## Task
Reply solely with the number of lines, in the records underneath, that include the word "true".
-------- Entries supplied
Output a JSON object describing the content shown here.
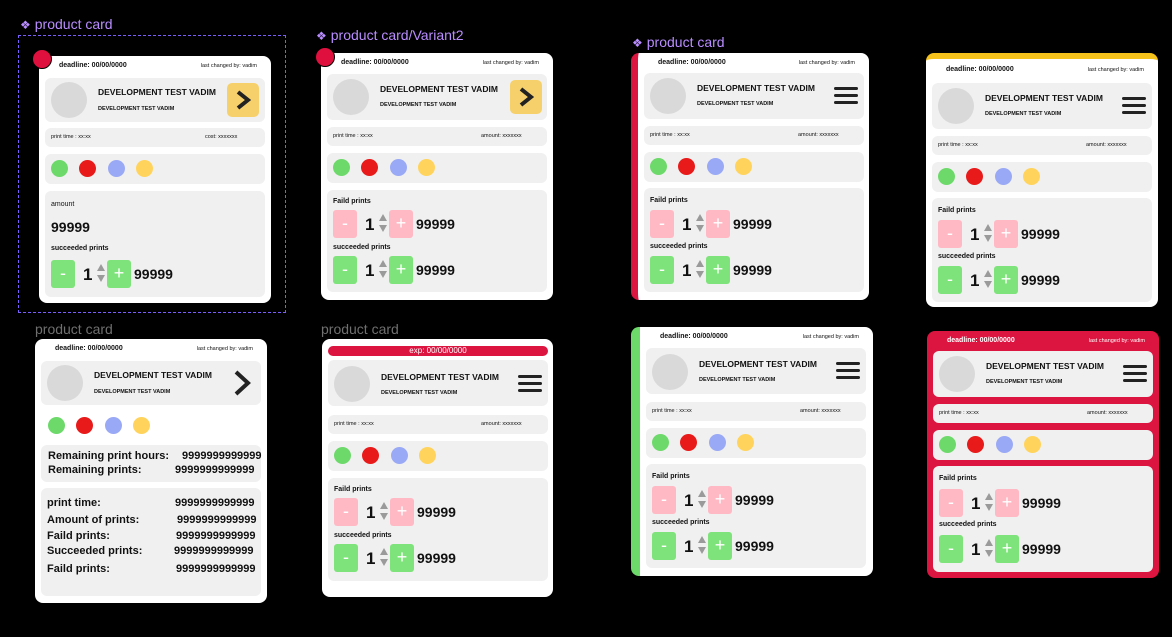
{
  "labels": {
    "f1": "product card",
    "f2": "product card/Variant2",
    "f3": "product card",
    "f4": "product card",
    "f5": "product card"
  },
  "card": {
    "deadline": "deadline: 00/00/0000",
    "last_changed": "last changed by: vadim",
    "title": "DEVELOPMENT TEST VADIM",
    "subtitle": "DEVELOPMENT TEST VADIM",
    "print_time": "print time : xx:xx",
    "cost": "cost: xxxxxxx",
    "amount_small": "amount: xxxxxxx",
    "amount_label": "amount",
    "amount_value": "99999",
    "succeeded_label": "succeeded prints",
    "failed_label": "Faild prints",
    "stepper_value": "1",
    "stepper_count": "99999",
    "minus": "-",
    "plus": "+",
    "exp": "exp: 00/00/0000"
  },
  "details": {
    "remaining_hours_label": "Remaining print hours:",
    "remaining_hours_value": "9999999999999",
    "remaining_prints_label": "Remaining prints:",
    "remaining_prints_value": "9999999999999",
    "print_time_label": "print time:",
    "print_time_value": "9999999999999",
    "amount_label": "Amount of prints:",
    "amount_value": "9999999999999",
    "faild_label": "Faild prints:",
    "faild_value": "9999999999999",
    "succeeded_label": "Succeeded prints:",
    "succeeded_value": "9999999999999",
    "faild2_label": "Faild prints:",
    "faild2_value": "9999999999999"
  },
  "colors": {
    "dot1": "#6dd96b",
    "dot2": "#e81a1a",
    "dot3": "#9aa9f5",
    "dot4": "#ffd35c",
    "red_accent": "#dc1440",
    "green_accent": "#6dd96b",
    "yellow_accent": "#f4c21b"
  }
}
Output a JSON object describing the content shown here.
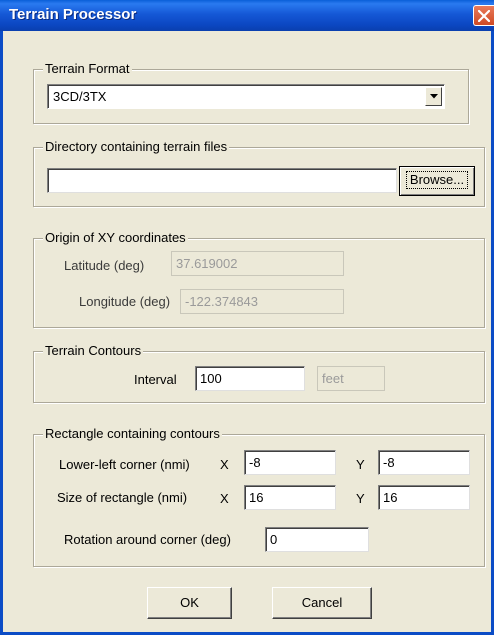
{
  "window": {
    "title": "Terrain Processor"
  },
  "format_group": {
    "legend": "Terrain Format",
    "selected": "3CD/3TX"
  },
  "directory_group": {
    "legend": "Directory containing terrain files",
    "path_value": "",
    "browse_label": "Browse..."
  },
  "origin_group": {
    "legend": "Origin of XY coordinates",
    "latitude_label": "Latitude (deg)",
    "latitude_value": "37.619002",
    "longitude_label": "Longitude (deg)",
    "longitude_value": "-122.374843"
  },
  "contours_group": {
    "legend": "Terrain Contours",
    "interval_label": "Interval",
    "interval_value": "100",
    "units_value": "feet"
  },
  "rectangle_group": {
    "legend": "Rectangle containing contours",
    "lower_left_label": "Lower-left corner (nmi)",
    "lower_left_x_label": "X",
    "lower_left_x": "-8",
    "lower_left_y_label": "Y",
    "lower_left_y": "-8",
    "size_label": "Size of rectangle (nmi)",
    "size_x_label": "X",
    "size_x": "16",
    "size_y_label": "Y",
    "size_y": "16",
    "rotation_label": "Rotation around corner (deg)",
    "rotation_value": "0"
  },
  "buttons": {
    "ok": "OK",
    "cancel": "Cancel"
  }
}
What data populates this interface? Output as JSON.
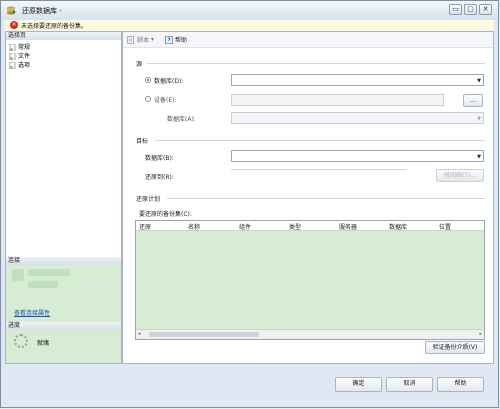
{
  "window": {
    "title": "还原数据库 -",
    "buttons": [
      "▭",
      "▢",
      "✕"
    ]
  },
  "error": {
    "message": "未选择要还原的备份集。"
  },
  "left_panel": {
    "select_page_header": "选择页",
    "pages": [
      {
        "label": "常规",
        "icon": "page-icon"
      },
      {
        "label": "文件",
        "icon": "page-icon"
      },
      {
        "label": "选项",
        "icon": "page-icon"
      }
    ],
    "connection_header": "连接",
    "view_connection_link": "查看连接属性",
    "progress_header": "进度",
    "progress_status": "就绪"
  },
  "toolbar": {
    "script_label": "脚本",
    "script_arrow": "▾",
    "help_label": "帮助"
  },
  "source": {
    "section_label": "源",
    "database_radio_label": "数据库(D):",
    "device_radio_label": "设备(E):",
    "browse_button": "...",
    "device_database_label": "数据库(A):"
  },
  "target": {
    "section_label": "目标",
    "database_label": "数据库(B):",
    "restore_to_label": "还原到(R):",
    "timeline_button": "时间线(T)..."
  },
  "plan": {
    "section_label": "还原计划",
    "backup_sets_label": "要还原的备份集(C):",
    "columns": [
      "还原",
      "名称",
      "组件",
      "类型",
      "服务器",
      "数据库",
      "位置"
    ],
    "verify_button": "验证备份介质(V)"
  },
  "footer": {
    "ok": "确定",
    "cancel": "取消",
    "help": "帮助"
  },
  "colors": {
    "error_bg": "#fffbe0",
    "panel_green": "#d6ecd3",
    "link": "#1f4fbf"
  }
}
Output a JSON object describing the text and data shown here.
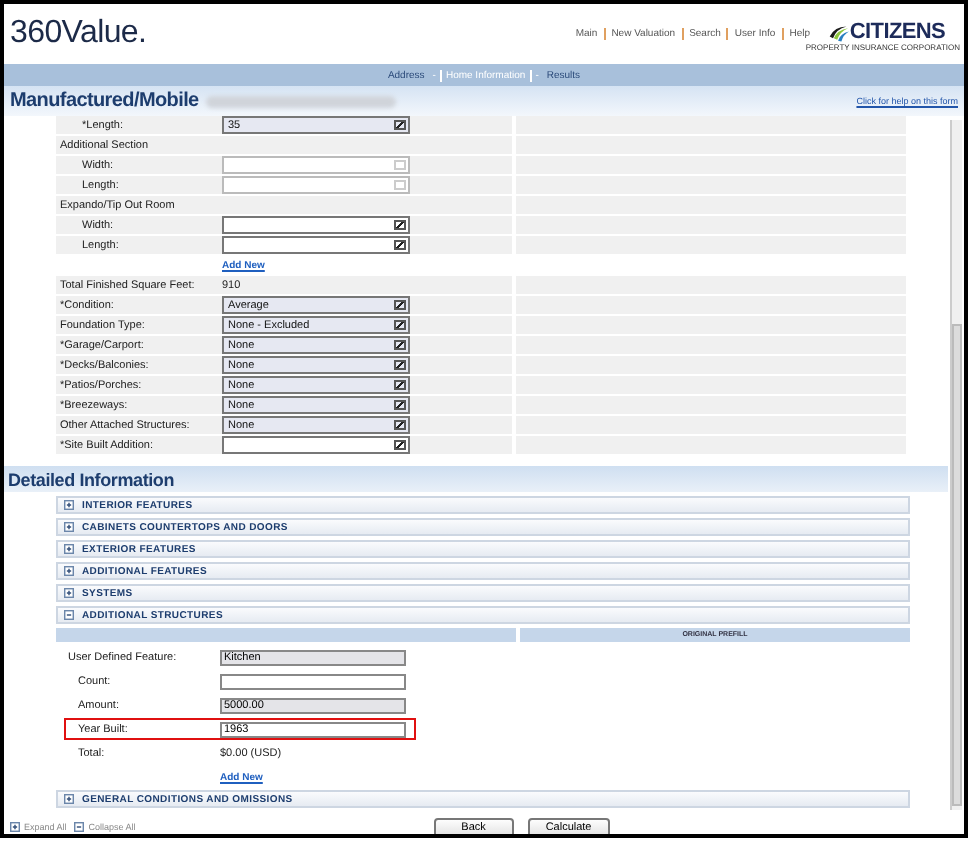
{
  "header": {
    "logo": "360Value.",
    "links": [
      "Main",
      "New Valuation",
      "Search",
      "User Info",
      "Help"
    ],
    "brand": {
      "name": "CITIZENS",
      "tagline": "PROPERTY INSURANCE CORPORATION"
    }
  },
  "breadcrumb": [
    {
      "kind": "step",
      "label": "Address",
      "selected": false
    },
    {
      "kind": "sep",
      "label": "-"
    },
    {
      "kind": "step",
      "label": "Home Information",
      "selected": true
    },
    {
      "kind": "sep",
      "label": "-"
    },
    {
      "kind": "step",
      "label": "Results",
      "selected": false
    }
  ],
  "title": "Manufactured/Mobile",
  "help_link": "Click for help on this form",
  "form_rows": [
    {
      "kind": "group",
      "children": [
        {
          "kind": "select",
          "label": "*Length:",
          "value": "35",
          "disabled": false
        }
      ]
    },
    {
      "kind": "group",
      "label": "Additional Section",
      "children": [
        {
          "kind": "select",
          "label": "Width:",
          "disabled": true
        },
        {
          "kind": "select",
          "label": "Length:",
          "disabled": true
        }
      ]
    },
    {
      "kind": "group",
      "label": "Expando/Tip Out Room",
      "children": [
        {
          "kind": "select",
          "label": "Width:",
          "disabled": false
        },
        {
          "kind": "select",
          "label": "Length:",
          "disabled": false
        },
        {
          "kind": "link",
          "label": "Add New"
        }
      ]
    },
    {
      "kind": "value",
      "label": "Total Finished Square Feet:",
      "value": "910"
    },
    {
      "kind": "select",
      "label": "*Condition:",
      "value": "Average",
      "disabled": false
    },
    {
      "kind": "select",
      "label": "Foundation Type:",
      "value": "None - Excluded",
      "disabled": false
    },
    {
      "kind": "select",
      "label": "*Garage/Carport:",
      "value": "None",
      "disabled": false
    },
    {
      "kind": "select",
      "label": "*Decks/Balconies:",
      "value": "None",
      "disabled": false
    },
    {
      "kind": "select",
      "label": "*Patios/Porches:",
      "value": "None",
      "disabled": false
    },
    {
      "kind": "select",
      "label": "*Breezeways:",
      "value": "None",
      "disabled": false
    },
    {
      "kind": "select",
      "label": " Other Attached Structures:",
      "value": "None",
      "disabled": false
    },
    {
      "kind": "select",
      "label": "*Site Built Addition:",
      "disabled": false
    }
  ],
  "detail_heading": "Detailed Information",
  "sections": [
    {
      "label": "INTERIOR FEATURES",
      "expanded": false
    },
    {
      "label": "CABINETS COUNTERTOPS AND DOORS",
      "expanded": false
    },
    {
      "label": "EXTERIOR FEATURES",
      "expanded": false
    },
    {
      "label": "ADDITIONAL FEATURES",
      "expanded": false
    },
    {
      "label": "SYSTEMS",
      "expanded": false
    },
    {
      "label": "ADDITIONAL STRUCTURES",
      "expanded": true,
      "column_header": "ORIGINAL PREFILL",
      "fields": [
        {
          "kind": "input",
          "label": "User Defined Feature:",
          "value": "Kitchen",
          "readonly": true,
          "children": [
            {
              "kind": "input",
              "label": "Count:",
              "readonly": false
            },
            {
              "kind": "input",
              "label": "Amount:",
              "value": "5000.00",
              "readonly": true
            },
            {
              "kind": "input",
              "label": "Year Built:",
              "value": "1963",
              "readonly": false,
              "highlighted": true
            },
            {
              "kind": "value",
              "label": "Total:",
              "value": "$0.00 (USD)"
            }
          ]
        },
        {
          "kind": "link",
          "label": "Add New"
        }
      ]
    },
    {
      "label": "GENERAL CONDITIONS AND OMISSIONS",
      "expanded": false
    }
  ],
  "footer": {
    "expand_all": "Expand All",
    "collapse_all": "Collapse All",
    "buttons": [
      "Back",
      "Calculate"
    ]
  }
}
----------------
## Task response
7